Digital POV: 2017 Q1 Results

The 2017 Q1 results are in, and here is our regular round-up of the usual suspects.

Alphabet/Google: How Deep Was the Wound? For the moment it appears the recent brand safety issues have only inflicted a flesh wound. Alphabet delivered excellent results, including $24.75bn in revenue, a 22% year-on-year increase in sales. Ninety-nine per cent of this revenue comes from Google and its two growth engines of search and YouTube advertising. There are however two clouds on the horizon. Firstly, the YouTube brand safety issues have put a major spotlight on the quality of the video network’s content, specifically whether advertisers share the same definition of “premium” as YouTube. With more competitors jumping into the OTT/online video space – Amazon is spending over $4b on original content – the pressure will grow on Google to define its future content strategy, particularly with YouTube TV just launching in the US. Secondly, voice search may prove to be more disruptive to Google’s ad monetization model than mobile search.

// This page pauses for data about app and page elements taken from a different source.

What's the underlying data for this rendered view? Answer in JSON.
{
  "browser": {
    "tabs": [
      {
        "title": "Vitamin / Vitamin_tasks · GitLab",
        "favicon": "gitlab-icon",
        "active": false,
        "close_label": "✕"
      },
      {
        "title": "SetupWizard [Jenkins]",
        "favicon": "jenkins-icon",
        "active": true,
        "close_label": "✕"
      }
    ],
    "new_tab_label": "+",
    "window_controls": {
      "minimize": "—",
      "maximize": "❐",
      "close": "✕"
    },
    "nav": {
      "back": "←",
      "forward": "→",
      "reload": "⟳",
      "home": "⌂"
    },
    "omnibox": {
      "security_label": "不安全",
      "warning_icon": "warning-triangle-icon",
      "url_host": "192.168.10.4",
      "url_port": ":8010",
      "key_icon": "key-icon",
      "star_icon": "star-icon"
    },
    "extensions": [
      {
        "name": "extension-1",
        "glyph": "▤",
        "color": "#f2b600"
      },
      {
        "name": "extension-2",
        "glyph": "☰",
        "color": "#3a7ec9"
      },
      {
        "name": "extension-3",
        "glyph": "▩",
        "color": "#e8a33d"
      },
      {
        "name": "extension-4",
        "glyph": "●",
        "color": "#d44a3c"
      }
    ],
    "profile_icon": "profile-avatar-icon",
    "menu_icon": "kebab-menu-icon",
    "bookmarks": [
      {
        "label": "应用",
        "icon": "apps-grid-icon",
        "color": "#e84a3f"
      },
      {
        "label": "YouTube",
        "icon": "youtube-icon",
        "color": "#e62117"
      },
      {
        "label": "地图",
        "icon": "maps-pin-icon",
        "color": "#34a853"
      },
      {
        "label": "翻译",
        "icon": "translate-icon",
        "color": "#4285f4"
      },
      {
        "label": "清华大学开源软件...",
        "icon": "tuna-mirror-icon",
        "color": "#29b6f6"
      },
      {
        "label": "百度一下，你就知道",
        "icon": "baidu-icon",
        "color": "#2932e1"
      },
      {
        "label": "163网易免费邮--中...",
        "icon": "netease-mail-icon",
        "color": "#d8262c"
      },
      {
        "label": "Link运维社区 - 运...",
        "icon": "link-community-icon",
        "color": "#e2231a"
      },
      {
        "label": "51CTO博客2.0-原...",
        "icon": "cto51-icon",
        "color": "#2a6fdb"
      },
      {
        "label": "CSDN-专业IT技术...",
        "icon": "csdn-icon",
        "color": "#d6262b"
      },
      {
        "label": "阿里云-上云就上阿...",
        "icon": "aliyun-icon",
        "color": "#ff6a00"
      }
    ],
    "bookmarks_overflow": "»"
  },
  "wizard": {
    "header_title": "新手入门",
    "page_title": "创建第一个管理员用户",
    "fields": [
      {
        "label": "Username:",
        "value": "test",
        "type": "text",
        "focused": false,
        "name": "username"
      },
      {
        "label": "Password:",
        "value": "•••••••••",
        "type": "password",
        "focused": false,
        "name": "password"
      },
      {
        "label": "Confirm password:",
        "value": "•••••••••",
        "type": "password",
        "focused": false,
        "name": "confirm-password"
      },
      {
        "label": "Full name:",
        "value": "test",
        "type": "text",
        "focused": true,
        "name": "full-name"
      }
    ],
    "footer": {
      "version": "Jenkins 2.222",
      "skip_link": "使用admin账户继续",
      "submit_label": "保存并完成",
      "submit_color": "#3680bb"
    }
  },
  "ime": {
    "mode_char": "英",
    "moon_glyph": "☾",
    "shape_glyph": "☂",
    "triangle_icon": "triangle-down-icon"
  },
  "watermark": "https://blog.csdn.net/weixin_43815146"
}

Amazon: Unbridled Ambition. Amazon surpassed sales expectations ($35.7bn) and stocks soared. The company’s ‘Day One’ mantra points to bigger ambitions to disrupt elsewhere.  Google must be watching on two fronts. Firstly, Amazon Prime subscriptions, which include free online video content, reached $1.94bn in revenue, up nearly 50% from last year. Secondly, Amazon’s Echo, its assistant Alexa, and its search functionality (over 55% of online shoppers in the US start their shopping search on Amazon) continue to gain sales and cultural buzz. Both represent a longer-term threat to Google, particularly as Amazon doesn’t need the ad revenue. Both Prime and Echo are a means to an end – to get people to buy more at Amazon. Over time this radically different business model combined with deep pockets gives Amazon a unique position to challenge Google’s core business model in search and video.

Apple: One More Thing. Is exactly what is needed. In the words of Tim Cook, reports of future products have delayed purchase decisions explaining this quarter’s disappointing iPhone sales (50.8m vs. 52m expected by Wall St.) In short, people are waiting for a jaw-dropping iPhone 8. Cook must be acutely aware of the rumours – wireless charging, built-in Augmented Reality, infinite displays  - and the pressure to live up to it. And of course there is the even bigger pressure to deliver a new post-Jobs game-changer product. You can add Apple Glasses to the long list of rumoured products. A leaked Apple employee accident report has revealed that Apple is experimenting with its own Augmented Reality glasses. While iPhone sales were below expectations, particularly in China, Apple still pulled in $52.9bn in revenue for the quarter.

Twitter: Life in the Old Dog. Some good news for Twitter fans: 9 million more monthly average users (MAUs) joined Twitter. User growth is the main metric Wall St looks at it when it comes to online platforms, particularly social networks. So even though Twitter’s revenue declined year-on-year ($512m vs $548m in ’16), the stock price jumped on the MAU growth. Twitter’s new #What'sHappening partnerships with over 16 streaming video partnerships has generated buzz and its adoption of a new algorithm to move to a curated, automated and prioritized news feed rather than a chronological one may have finally paid off. The irony (and lesson learned by Facebook and applied to Instagram) is that social networks can become a victim of their own success. The more users, the more overwhelming the user experience, the less people joining. Perhaps a lesson for Snapchat.  

Facebook: Déjà vu. Another outstanding quarter for Facebook: 1.94bn in users, $8.03bn in revenue, of which 85% comes from mobile. Instagram in particular has been a huge success, growing from 200m users to 700m, powering massive ad monetization in the process. Many have complained that Instagram is simply copying Snapchat features, down to naming conventions (e.g., Stories). While you have to applaud Zuckerberg for ruthlessly copying and arguably improving upon his competition, Facebook will also need to come up his own innovation and from the recent F8 conference, that focus appears to be on AI, VR, and AR.